For each line of the data below that contains "JSON", return that line.
-*-
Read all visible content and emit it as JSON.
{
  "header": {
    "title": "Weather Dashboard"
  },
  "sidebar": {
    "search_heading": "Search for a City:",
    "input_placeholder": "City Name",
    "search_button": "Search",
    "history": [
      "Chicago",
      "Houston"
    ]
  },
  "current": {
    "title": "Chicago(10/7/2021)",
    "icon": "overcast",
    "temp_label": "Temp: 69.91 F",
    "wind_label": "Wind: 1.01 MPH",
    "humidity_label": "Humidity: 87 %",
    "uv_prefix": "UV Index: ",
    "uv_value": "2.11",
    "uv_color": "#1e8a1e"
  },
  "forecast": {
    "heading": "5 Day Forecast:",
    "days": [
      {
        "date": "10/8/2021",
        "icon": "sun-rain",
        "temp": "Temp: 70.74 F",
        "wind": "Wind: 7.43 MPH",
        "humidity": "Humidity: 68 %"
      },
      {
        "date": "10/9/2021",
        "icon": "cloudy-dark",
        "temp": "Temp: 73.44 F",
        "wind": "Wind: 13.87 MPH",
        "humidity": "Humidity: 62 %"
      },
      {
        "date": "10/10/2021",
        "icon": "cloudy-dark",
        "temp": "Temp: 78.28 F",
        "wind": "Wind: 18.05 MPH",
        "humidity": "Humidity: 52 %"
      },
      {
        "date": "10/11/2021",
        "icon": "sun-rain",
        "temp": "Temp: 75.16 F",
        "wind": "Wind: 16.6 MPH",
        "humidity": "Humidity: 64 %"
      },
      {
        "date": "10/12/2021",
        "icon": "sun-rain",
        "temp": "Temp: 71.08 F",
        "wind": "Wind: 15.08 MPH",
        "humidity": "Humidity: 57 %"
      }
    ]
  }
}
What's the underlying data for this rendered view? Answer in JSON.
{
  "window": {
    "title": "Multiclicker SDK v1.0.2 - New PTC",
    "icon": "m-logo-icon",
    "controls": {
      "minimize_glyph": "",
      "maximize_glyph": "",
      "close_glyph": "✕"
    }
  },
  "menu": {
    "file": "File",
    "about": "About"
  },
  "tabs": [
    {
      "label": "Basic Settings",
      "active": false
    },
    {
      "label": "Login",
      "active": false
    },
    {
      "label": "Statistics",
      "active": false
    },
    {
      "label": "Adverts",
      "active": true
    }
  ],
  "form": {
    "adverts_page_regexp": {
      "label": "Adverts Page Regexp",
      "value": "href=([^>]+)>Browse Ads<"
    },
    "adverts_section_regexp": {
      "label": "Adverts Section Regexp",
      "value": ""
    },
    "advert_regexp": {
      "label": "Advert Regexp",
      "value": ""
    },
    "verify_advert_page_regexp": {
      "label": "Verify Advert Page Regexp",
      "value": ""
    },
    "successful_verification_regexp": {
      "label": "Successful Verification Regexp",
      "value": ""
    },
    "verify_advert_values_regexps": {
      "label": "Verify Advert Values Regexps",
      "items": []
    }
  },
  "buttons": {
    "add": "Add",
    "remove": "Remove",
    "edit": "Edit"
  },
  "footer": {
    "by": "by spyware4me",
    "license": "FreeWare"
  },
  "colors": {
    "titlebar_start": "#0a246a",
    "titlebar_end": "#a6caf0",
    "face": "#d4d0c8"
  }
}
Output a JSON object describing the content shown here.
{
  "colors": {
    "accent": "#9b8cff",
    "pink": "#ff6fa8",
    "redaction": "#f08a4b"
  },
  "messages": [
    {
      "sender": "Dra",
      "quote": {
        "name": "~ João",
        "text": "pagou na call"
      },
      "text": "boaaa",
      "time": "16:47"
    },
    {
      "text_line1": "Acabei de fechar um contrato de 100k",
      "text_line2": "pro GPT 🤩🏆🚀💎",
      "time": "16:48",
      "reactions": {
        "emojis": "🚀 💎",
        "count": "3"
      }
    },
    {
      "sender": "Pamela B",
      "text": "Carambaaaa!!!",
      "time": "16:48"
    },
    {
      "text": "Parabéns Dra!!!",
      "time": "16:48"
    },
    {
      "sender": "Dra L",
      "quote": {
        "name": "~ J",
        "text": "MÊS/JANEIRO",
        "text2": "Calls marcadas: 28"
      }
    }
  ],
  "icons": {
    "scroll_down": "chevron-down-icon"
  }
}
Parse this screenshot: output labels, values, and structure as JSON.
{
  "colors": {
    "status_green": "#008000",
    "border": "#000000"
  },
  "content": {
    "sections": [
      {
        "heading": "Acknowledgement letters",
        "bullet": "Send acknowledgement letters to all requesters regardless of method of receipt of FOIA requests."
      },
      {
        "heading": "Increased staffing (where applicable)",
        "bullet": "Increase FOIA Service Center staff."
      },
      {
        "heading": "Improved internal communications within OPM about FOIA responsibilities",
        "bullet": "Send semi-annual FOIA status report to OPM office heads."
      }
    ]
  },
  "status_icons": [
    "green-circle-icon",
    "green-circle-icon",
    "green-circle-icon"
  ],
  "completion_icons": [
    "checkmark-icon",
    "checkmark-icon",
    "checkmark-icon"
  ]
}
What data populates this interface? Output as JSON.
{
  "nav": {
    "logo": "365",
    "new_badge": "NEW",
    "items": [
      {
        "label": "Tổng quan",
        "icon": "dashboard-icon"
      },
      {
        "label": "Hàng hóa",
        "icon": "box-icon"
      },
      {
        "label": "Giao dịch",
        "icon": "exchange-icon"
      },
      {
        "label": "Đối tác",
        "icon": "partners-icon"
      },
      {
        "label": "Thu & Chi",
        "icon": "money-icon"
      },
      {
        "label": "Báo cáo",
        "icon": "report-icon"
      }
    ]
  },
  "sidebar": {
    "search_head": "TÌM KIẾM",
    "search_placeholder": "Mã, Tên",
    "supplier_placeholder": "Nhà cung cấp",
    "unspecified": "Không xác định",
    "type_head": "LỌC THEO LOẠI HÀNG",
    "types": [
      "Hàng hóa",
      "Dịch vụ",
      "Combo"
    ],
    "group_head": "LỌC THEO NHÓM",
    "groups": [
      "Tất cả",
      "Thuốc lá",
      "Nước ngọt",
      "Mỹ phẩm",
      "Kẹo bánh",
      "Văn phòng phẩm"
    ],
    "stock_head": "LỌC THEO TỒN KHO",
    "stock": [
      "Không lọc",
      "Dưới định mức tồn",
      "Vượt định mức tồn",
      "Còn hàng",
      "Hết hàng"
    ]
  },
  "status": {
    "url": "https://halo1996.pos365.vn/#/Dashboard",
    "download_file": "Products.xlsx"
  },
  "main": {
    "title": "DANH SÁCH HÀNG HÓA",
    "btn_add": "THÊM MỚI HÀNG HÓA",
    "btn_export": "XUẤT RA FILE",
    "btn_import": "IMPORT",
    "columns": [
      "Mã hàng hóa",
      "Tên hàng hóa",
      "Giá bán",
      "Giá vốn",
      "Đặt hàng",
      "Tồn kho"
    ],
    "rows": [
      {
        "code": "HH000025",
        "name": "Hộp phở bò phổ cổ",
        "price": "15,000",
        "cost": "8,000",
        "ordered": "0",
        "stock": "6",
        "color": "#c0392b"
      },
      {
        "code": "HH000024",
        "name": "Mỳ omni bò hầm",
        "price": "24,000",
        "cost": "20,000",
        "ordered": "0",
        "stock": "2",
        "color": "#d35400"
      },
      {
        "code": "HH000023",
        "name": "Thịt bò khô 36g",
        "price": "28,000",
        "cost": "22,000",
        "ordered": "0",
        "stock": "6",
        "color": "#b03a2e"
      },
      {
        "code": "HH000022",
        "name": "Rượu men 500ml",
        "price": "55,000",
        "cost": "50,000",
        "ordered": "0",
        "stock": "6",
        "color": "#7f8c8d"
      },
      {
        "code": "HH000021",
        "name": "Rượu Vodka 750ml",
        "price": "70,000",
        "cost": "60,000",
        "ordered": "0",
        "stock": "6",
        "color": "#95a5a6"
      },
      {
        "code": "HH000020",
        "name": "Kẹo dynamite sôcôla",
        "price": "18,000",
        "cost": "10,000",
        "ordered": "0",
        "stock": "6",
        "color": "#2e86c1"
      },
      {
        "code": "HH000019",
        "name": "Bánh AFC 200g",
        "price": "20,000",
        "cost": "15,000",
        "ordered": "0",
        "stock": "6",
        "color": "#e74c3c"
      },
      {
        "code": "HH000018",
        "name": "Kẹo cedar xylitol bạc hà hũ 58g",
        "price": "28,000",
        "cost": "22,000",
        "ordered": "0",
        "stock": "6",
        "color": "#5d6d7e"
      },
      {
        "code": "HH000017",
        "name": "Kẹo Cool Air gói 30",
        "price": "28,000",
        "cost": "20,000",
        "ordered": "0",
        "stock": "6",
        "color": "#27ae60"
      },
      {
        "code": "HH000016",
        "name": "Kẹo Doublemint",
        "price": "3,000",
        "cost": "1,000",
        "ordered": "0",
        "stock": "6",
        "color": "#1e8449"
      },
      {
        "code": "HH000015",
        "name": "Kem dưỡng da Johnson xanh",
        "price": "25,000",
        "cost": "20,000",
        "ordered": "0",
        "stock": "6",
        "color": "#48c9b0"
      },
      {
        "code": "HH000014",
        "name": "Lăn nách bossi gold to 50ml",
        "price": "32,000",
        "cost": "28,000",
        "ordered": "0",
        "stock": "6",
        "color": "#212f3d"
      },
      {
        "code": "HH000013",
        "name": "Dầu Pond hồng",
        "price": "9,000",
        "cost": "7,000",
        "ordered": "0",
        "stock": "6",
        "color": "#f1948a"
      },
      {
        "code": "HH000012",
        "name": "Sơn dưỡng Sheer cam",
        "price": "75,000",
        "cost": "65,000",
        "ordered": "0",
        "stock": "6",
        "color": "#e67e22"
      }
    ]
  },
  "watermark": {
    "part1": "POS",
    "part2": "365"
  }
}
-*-
§ RESULT BELOW:
Read all visible content and emit it as JSON.
What's the underlying data for this rendered view? Answer in JSON.
Output a JSON object describing the content shown here.
Parse this screenshot: output labels, values, and structure as JSON.
What data populates this interface? Output as JSON.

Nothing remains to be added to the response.